The Supreme Court on Tuesday said that tax deduction at source is not applicable to Indian companies for the amount paid for the use or re-sale of computer software to foreign software manufacturers and suppliers through end-user license agreements (EULA).
In a relief to Indian buyers, Justice Rohinton F. A three-judge bench headed by Nariman held that the consideration paid by him for the use or sale of computer software could not be considered to be the payment of “royalties for the use of copyrights in computer software”. .
Justice Nariman’s 223-page decision will affect software majors such as IBM India Limited, Sasken Communications Tech Limited, Sonata Information Technology, Rational Software Corporation India Limited, Samsung Electronics and the Engineering Analysis Center of Excellence Private Limited. Limited
The decision was based on cross appeals filed by revenue officials and assessing alike the question of whether the money paid by Indian buyers to foreign, “non-resident” software suppliers amounted to a royalty, and thus, a tax deduction under the source Source for Income Tax Act.
Justice Nariman argued that royalties are paid only for the exclusive use of the copyright of a work.
Here, computer software is sold as a CD to an Indian buyer under a non-exclusive license. Then, the Indian buyer only gets the right to use the software. He does not get any copyright on the software. Therefore, the amount paid for computer software from a foreign manufacturer does not qualify as royalty for which tax should be deducted at source.
“When, under a non-exclusive license, an end-user gets the right to use computer software as a CD, the end-user only gets the right to use the software and nothing more . The end-user does not get any rights, which the owner continues … It is wrong to say that when a copyrighted article is sold, the end-user gets the right to use the intellectual property rights embodied in the copyright. Is therefore the amount of transfer of an exclusive right of the owner of the copyright in the work, ”Justice Nariman pointed out.
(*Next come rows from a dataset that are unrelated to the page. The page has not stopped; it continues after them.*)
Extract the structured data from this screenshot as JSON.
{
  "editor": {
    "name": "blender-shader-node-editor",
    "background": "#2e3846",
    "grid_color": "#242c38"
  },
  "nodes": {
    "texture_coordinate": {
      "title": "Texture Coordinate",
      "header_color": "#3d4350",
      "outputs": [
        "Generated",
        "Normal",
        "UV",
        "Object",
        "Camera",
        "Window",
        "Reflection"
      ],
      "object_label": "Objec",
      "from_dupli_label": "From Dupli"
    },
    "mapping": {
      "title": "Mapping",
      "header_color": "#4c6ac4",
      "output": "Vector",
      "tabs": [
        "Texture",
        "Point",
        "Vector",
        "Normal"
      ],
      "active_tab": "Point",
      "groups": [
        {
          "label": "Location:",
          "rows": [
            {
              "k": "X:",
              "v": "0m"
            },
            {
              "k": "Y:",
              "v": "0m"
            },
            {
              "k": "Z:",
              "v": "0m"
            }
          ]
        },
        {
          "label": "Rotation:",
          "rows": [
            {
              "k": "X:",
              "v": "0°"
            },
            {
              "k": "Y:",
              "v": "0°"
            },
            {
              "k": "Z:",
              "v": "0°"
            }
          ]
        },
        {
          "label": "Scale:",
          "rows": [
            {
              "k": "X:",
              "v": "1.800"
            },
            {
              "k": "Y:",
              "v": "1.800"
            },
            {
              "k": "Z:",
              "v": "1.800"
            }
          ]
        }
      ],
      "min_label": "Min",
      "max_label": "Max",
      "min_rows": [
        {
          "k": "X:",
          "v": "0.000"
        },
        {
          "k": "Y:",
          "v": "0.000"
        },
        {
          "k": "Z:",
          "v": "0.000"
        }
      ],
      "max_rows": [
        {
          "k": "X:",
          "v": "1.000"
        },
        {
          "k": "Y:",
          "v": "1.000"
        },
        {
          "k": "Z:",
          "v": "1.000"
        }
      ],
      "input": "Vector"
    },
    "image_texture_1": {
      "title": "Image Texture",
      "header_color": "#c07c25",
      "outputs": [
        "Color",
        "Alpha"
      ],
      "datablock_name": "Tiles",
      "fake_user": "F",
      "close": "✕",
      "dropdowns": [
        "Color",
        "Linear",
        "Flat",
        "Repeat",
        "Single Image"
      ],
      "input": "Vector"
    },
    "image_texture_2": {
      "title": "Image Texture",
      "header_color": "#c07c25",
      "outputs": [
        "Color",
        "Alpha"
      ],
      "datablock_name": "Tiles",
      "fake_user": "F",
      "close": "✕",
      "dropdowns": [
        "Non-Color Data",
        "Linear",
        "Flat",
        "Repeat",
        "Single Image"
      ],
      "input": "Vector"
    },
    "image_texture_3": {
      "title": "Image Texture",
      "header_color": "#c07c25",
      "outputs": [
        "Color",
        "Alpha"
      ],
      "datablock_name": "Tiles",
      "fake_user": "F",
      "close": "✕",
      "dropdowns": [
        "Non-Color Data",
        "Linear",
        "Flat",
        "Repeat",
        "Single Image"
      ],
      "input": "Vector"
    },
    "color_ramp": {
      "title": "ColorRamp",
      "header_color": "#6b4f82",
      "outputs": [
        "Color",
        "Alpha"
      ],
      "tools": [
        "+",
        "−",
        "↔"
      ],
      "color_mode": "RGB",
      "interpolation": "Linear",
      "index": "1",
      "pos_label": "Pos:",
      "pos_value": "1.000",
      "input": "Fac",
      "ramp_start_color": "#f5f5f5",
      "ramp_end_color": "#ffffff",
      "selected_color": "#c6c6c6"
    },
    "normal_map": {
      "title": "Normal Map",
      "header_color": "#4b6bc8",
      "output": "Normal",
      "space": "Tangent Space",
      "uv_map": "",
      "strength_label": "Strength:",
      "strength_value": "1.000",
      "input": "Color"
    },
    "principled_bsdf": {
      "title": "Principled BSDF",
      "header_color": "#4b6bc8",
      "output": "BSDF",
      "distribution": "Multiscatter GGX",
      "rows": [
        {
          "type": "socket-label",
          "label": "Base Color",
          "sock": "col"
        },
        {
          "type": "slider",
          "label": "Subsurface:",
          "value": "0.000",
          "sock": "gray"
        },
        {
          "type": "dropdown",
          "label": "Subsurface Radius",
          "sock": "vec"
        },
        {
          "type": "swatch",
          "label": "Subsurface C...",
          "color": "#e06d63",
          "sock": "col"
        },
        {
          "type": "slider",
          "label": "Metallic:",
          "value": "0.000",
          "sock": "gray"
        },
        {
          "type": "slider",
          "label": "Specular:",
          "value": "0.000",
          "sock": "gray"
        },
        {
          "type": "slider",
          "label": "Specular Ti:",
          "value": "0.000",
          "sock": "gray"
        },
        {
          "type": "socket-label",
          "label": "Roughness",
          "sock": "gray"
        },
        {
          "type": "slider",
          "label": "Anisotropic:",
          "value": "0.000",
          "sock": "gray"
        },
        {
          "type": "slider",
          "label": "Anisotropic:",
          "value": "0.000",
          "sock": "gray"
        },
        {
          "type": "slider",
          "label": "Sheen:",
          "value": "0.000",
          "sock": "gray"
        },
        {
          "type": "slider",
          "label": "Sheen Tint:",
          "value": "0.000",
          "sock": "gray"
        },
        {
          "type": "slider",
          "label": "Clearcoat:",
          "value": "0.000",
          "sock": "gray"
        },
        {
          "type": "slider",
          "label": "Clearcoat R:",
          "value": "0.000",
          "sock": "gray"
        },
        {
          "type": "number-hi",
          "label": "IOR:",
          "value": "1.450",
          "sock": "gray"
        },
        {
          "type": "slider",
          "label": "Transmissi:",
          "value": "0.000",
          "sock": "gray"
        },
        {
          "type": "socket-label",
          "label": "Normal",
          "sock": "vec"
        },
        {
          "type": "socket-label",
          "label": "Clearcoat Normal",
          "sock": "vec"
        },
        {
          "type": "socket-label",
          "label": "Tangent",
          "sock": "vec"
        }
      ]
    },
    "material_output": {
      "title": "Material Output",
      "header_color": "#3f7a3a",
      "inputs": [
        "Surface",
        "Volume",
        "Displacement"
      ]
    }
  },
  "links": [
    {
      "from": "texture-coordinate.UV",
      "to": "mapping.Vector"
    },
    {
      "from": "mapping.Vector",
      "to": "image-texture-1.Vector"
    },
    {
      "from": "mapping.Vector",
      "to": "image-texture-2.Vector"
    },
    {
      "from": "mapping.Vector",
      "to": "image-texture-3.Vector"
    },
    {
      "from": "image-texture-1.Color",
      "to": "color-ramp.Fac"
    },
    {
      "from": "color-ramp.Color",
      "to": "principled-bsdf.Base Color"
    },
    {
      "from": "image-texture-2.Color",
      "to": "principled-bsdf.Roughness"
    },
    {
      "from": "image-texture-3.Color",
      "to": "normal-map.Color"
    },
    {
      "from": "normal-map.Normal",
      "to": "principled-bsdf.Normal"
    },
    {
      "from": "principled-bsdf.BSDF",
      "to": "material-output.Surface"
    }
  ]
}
The court argued that the EULA imposes restrictive conditions on the Indian end-user for the use of a product and does not participate with any interest for any right under the Copyright Act.
“Royalty from any type of imagination cannot be paid for such computer software amount … The conclusion is that when computer software is licensed for use under an EULA, what is licensed is also copyrighted. The right to use is completely wrong, Justice Nariman observed.
The judge made a simple illustration to illustrate his point. “An obvious example is the buyer of a book or a CD / DVD, who becomes the owner of the physical article, but does not become the owner of the copyright contained in the work, remaining exclusively with the copyright owner,” he wrote .
The decision covers four categories of purchase and use of foreign computer software.
They include cases in which computer software is purchased directly from end-users resident in India from a foreign, non-resident supplier or manufacturer. Second, cases in which resident Indian companies purchase computer software from foreign or non-resident suppliers or manufacturers and then convey the same to Indian resident users.
The third category concerns cases in which the distributor is a foreign, non-resident vendor who, after purchasing the software from a foreign, non-resident vendor, is similar to resident Indian distributors or end-users.
The last and fourth include cases in which computer software is pasted onto hardware and sold as an integrated unit / device to foreign distributors, non-resident suppliers to Indian distributors or end users.